View of Ha’penny bridge on bright sunny day in Dublin, Ireland.
Stricter enforcement on Airbnb and short-term lettings in the Republic of Ireland are needed to protect the housing and rental market.
That’s according to housing activists and opposition politicians that believe regulations introduced last year need to be bolstered ahead of the difficult months and years ahead for the economy.
Last July, regulations around short-term rentals came into effect with a “one host, one home” model that is enforced by local planning authorities.
Eoin O’Broin, a member of parliament and housing spokesperson for Sinn Féin, the main opposition party, told CNBC that the regulations are sound but fall down when it comes to enforcement as the planning system is a “very slow and laborious process.”
For Airbnb hosts renting out a room in the home that they themselves live in, there was little change.
However, for people renting out second homes, holiday homes and other properties that aren’t their primary residence, they are required to obtain a “change of use” planning approval from their local authority.
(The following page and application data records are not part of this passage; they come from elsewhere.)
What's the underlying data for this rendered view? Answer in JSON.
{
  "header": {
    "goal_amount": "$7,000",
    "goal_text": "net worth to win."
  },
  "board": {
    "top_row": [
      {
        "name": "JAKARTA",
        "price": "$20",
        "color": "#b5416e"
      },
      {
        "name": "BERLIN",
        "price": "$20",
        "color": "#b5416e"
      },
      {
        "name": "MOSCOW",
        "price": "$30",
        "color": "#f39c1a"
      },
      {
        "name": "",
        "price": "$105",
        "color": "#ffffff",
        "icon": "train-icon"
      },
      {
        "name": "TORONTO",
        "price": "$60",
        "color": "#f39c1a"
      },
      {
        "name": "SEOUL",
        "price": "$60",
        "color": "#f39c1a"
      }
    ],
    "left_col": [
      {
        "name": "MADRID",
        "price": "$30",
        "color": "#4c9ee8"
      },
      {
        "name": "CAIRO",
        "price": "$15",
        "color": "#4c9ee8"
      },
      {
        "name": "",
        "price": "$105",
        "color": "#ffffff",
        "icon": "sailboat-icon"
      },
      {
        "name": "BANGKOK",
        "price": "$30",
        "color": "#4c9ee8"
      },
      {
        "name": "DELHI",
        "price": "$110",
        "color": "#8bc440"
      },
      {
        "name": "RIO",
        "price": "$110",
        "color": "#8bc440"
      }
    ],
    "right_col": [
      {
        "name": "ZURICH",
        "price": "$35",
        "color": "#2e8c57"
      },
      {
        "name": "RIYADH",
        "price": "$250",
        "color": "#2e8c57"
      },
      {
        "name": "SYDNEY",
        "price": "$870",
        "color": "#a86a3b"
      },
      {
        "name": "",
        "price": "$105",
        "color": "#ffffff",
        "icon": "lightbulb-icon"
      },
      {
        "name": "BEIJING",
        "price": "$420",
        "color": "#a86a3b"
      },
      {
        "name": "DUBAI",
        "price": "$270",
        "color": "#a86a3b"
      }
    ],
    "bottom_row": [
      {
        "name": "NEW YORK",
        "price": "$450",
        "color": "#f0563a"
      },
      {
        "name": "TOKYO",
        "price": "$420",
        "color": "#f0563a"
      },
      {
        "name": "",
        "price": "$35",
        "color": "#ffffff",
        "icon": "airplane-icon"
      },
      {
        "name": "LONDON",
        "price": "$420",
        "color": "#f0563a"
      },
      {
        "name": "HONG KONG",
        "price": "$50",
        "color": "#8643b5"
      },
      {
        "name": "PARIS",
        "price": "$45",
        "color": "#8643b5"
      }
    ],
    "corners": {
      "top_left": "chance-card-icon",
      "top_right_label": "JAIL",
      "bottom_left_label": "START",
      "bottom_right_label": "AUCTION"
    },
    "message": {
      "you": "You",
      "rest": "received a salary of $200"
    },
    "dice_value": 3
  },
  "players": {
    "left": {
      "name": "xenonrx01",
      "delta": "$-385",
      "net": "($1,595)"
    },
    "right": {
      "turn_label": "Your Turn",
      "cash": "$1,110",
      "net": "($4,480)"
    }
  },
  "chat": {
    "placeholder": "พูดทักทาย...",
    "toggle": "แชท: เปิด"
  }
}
The regulations were introduced to encourage more properties back onto the long-term market. Rising rent costs in cities like Dublin have been a difficult policy issue as the average rent in the capital has risen to 1,709 euros ($2,010), compared to 1,252 euros in the same quarter five years ago.
However there has been a low number of short-term let planning applications filed with authorities despite the number of listings remaining high, as hosts avoid the lengthy application process.
“We always knew the regulations, even if they were good, would fall foul of weak enforcement if it was left to the local authorities. That’s not a criticism of the councils, it’s just the nature of planning enforcement,” O’Broin said.
Ireland’s Department of Housing,